Jump to Main Content
Stand biometry and leaf area distribution in an old olive grove at Andria, southern Italy
- Jan Čermák, Jan Gašpárek, Francesca De Lorenzi, Hamlyn G. Jones
- Annals of forest science 2007 v.64 no.5 pp. 491-501
- Olea europaea, allometry, biometry, canopy, image analysis, leaf area index, leaves, models, olives, photographs, stems, stocking rate, trees, Italy
- The objectives of this paper were (1) to provide general biometry data for an 80-year-old olive (Olea europea L., cv. Coratina) grove in Andria, southern Italy, and (2) to compare different methods for estimating leaf area distributions. Stand biometry was represented by a stocking density of 132 trees ha⁻¹, mean spacing of 8.7 m and mean social area (proportional to spacing and tree size) of about 76 m² per tree. Trunk total circumference averaged 110 cm and after subtraction of missing or dead parts of stems averaged 81 cm, projected area of crowns averaged 17.7 m² and the mean tree height was 4.9 m. Leaf distribution was evaluated using calibrated ground-based side photographs through image analysis and through using a simple canopy-layer model (considering hollow volume within tree crowns) and double-Gaussian curves. The mean leaf size was about 5 cm² (distributed in a log-normal manner over the range of 2 to 12 cm²). Considering whole tree crowns, the mean leaf density was about 2.6 m²m⁻³; the maximum leaf area occurred in canopy layers between 1.5 to 3 m, tailing with a steeper slope to the crown base and a less steep slope to the tree-top. The foliated volume of olive crowns (mean 33.2 m³) contained on average 145 thousand leaves of the total area of 72.6 m². The corresponding leaf area index on the stand level (LAI gᵣₒᵥₑ = 0.96), was rather low due to low stocking density. However when taking into account only the projected crown areas (and avoiding free space between trees), the mean LAI reached about 3.5 (range from 1–7). The radial pattern of leaf distribution derived from image analysis indicated peak LAI ᵣₐd values at a distance from the stem of about 60 to 70% of crown radius in trees of different size.

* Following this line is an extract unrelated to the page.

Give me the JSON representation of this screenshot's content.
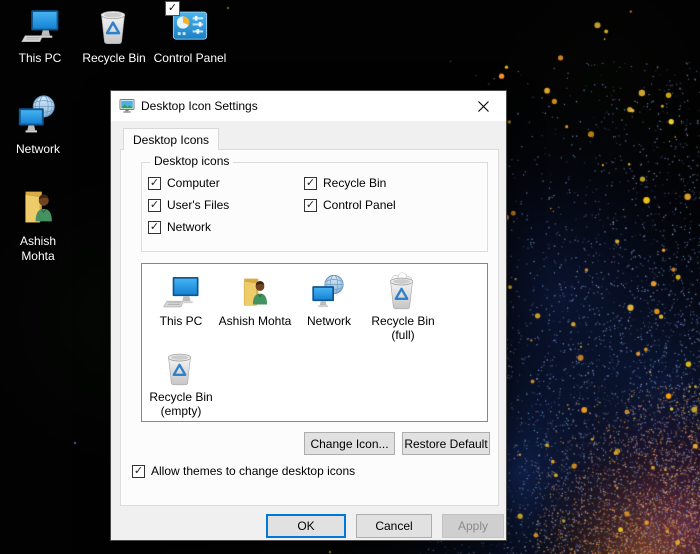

The applicability of different approaches to the estimation of the necessary allometric parameters is discussed.